Jointly owned performance goals
The ability for two or more employees to own a specific segment of an overall goal (usually a portion of a target), these goal types should also appear on each contributor’s list of goals.
Team owned performance goals
The most collaborative goal ownership model where the name of the team is listed as responsible for goal delivery. However, without a culture of accountability, this structure can lead to ambiguous responsibilities.
Changing employee performance goals mid-cycle
Traditional performance goal processes never allowed for changes over an annual cycle, but we all know this can lead to stale goals. There is a significant movement towards ‘agile’ goals where updates can be made mid-cycle to cater for changes in the environment.
We see some organisations trying to accommodate agile goals with the implementation of a formalised change process. The process usually involves the employee making a change request and their manager approving or declining the request.
This might sound like a sensible approach, however, in practice it usually creates too much friction and administration.
An alternative that we see many customers succeed with, is allowing employees to make changes, but every change is tracked to a goal audit log for transparency and history.

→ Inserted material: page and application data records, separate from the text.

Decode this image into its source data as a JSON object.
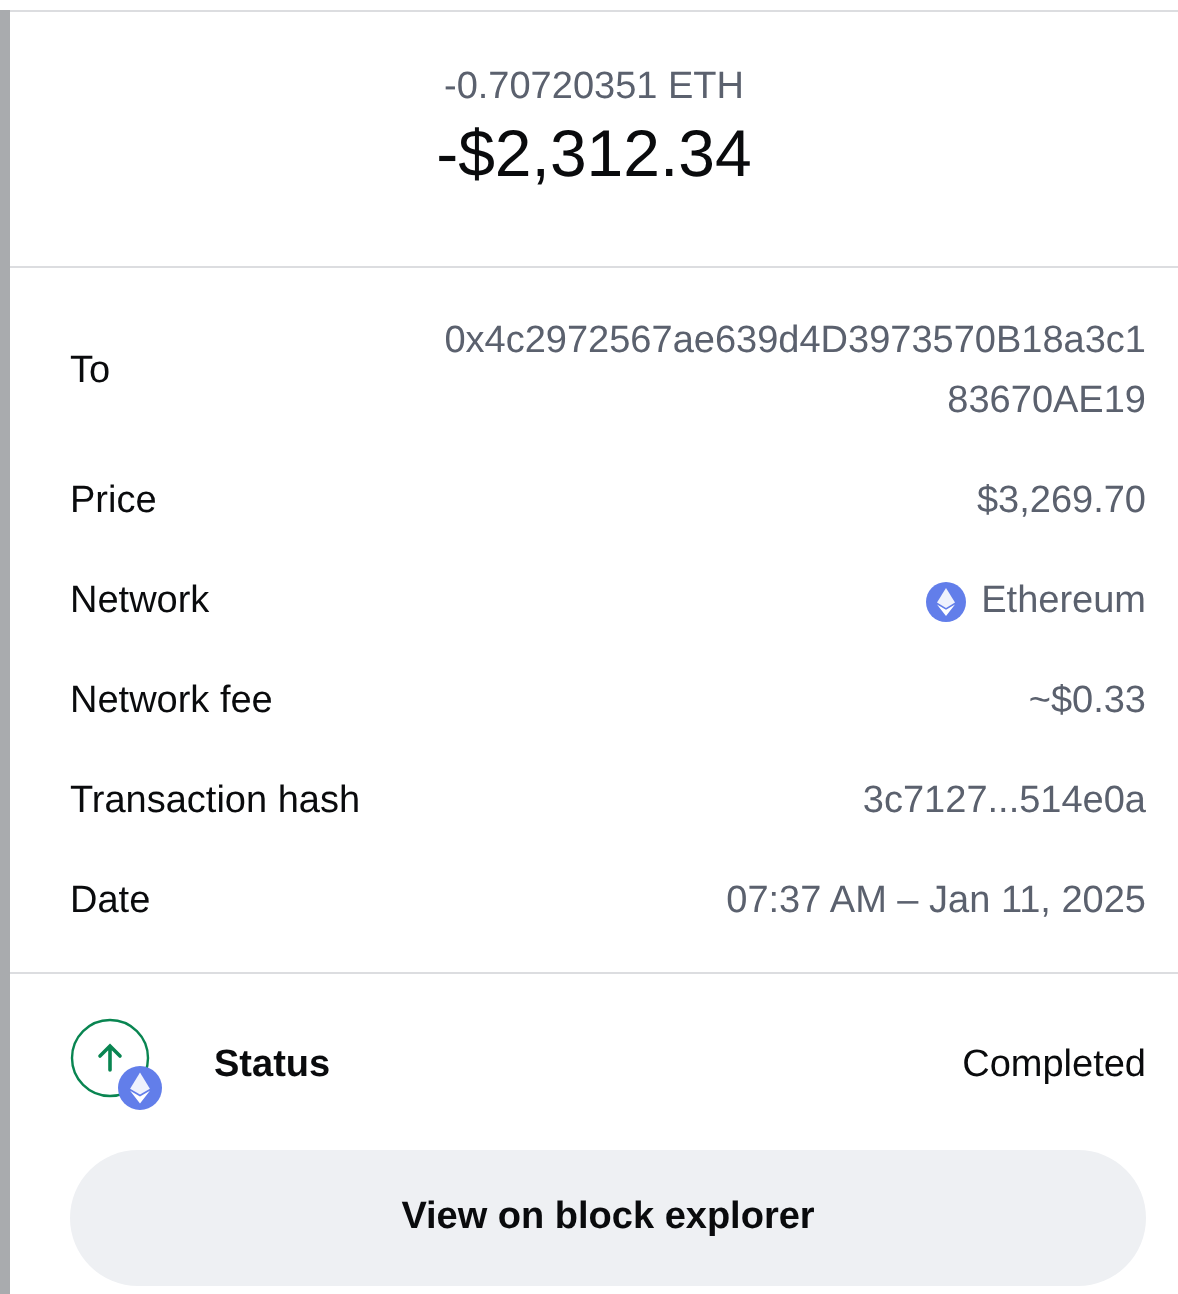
{
  "amount": {
    "crypto": "-0.70720351 ETH",
    "fiat": "-$2,312.34"
  },
  "details": [
    {
      "label": "To",
      "value": "0x4c2972567ae639d4D3973570B18a3c183670AE19",
      "kind": "address"
    },
    {
      "label": "Price",
      "value": "$3,269.70",
      "kind": "text"
    },
    {
      "label": "Network",
      "value": "Ethereum",
      "kind": "network"
    },
    {
      "label": "Network fee",
      "value": "~$0.33",
      "kind": "text"
    },
    {
      "label": "Transaction hash",
      "value": "3c7127...514e0a",
      "kind": "text"
    },
    {
      "label": "Date",
      "value": "07:37 AM – Jan 11, 2025",
      "kind": "text"
    }
  ],
  "status": {
    "label": "Status",
    "value": "Completed",
    "outgoing": true
  },
  "button": "View on block explorer"
}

Key points when designing an employee performance goal framework
We see companies put a lot of effort into goal setting. There is a common approach of researching how to set SMART goals or OKRs, viewing example employee performance goals, and learning the ins and outs of different goal frameworks. This all helps but it assumes a one-size-fits all process.
Knowing the process options and designing a flexible goal framework to fit the culture and type of work being performed will ensure a much higher adoption rate across employees, and ultimately the achievement of company strategy.
In summary ensure any goal process contemplates these key criteria:
- Goal Type: Allowing people with KPI style work to implement KPI’s, not ramming OKR’s or SMART goals into everybody.
- Goal Progress: Achieved through regular 1-on-1 meetings between manager and team member to discuss goal progress.
- Minimised Admin: Quarterly goals sound nice when you read the books but in reality, it is a LOT of admin to have a full reset each quarter. Consider a hybrid of annual goals with more frequent tracking periods.
- Goal Accountability: To bring true accountability for goals, they should be feed seamlessly into the performance review process.
Crewmojo’s platform captures all of the above when goals are implemented in conjunction with 1-on-1’s, feedback, and reviews - these are the tools we use to help customers foster a culture of accountability, performance, and team alignment.